Uganda may be one of the best bird-watching destinations in the world, according to the Rweteera Safari Park website, which draws bird lovers in with a simple introductory photo of a footpath disappearing into a forest. The message is: in here, there are birds. Come with us. We’ll show you.

That’s the overall message Uganda is trying to get out, and to that end the country will play host in 2016 to its first-ever avitourism event, the African Birding Expo.

Plans are being made way in advance — like a year and a half. The birding expo is scheduled for Nov. 27-29, 2016.

This event is the brainchild of Herbert Byaruhanga, a pioneer in Ugandan birding tourism. He is president of the Uganda Tourist Association and Chairman of the Uganda Safari Guides Association according to a report in eTurboNews.

The bird-watching community in and outside Africa is being invited to attend the three-day event, including people who sell birding gear, cameras, binoculars and guide books, along with international travel writers, celebrities, the media, the public and other exhibitors.
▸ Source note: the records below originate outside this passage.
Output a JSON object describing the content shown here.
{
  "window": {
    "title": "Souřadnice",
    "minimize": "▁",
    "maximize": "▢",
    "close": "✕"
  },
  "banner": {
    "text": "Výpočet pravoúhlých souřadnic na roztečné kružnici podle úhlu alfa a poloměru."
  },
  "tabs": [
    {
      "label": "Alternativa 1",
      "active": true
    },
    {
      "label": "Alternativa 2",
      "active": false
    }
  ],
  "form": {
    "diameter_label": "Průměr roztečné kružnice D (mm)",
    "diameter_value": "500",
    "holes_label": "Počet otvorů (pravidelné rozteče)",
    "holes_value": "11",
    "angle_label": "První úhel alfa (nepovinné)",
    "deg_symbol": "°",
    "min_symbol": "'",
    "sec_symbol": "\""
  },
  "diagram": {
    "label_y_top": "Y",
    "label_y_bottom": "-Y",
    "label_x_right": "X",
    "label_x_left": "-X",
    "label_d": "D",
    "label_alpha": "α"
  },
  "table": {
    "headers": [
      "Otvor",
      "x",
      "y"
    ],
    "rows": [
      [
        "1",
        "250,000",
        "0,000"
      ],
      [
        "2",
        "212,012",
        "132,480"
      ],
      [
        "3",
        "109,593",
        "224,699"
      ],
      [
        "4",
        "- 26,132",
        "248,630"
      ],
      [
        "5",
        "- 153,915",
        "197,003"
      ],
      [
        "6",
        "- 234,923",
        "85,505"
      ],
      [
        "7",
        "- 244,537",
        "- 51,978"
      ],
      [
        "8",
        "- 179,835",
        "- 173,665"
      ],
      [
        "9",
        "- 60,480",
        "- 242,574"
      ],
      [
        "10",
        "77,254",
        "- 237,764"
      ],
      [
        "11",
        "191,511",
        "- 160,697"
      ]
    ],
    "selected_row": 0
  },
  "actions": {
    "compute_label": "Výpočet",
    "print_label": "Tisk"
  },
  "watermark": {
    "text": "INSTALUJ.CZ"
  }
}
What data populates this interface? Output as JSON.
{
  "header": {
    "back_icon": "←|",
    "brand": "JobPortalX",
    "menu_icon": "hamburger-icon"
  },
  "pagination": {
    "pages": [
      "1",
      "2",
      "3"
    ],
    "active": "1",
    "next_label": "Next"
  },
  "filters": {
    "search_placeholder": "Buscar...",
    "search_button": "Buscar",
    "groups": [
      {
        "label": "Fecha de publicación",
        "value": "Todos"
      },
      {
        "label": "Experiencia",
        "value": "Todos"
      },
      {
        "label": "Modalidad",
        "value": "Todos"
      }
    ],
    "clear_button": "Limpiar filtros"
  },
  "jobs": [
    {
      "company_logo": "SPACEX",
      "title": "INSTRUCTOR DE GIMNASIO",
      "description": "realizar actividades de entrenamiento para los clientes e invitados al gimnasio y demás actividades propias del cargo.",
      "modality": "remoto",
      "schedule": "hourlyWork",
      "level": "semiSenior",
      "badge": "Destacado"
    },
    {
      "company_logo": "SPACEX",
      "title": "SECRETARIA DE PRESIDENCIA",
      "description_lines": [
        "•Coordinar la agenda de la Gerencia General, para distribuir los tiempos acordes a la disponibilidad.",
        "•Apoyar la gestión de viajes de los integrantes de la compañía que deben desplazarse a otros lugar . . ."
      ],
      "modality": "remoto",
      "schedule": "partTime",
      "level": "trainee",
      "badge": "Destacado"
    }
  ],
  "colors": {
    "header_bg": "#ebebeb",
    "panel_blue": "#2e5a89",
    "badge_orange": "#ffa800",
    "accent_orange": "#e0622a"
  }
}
The event is being held at the Entebbe botanical gardens, where scenes were filmed for the 1940s Tarzan films starring Johnny Weissmuller. The gardens are close to accommodations and area attractions.

The Uganda Tourism Board and Uganda Tourist Association is sponsoring the event, which was inspired by the annual British Bird Watching Expo, fondly described as the “Birders Glastonbury,” that Uganda has participated in since 1997, eTurboNews reports.

Ugandan clubs and organizations will be there including Wildlife Clubs of Uganda, Nature Uganda, Uganda Society, Uganda Young Birders’ Club, and Uganda Women Birders’ Club.

The birding expo will also include activities such as face painting of favorite birds, a bird quiz, imitating common bird calls, traditional dances, pre and post tours to experience Kampala’s night life, visits to cultural sites, and a taste of local cuisine.

This is an updated version of an AFKInsider story that was first published June 23, 2015.